Would that the “Thomas” of Minneapolis were as open to the evidence as the “Thomas” of Galilee was.

On another occasion, when the disciples beheld the resurrected Savior, and assumed that he was speaking from a “pnuematized body” (to use Dr. West’s expression), the misguided notion was corrected by these words from Christ.

“See my hands and my feet, that it is I myself: handle me, and see; for a spirit pneuma does not have flesh and bones, as you see that I have” (Lk. 24:39).

New Testament Writers or Modern Writers

Professor West makes a devastatingly revealing statement when he suggests that the concept of a physical resurrection “may be the majority view of the New Testament writers, but it is not the only view” (emphasis added).

Two things may be said regarding this declaration.

First, the affirmation that Christ rose from the dead with a physical body is not merely a “majority” New Testament view, it is the only position that is argued in the divine records.

Second, when the Professor thrusts aside the New Testament writers, and claims there are other possibilities, he arrogates himself above the sacred documents of antiquity. This is not an enviable position.

His additional inference — that New Testament doctrine pertaining to eschatology is not “coherent” — is a demonstration, if one may respectfully say so, of his own confusion, rather than a legitimate assessment of New Testament information relating to “end-time” issues.

False Diversions

Finally, our professor friend objects to what he characterizes as the “comical” way in which I, in his judgment, “distorted” his position. I must kindly (though firmly) insist that I did not “distort” the gentleman’s “theological position.”

Moreover, there was nothing “comical” about my review. It was deadly serious.

Granted, my censure was at times sharp. But there is ample New Testament precedent for severe rebuke when warranted.

“For this cause reprove them sharply, that they may be sound in the faith.” (Tit. 1:13).

If a denial of the bodily resurrection of Christ does not constitute such an occasion, whenever would there be one?

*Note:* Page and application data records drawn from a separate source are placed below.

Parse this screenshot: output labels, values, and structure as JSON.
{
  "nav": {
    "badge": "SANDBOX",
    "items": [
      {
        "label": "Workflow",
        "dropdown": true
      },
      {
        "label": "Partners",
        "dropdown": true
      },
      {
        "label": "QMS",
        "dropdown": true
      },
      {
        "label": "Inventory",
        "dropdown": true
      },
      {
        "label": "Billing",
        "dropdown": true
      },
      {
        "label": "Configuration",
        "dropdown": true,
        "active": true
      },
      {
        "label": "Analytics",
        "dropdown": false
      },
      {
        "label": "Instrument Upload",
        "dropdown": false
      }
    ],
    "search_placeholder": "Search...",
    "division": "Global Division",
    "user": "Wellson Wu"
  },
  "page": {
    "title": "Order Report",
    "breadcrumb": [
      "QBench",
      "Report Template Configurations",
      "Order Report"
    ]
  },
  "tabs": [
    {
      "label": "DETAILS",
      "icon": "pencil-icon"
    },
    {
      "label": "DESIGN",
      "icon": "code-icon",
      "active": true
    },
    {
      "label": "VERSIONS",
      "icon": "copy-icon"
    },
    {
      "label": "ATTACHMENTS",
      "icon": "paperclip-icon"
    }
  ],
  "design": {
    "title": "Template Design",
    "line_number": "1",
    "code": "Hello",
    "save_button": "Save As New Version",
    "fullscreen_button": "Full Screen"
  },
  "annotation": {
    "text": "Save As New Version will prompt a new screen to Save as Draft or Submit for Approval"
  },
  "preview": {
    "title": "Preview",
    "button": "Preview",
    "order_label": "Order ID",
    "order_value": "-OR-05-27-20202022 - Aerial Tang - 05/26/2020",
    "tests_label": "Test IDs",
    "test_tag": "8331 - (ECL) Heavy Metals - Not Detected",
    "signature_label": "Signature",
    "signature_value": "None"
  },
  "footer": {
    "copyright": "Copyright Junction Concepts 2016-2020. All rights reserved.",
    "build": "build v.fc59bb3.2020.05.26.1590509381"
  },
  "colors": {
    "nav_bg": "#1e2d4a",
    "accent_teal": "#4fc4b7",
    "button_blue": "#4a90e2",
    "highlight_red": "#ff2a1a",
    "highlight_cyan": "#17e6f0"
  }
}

One must be sobered by the fact that a repudiation of the Savior’s resurrection is, in reality, an assault upon the very deity of the Son of God. As Paul affirmed, Christ “was declared to be the Son of God with power, according to the spirit of holiness, by the resurrection of the dead.” (Rom. 1:4).


Because it constitutes a teaching of error, we must reject the radical theses of Thomas West’s book. As an individual created in the image of God, we love the man personally, and entertain nothing but the fond desire that eventually he might come to a knowledge of the truth and enjoy the salvation that is available through the redemptive mission of the risen Savior (1 Tim. 2:3-4). But such can be accessed only when one truly obeys the gospel of Christ (2 Thes. 1:8; 1 Pet. 4:17; Heb. 5:8-9).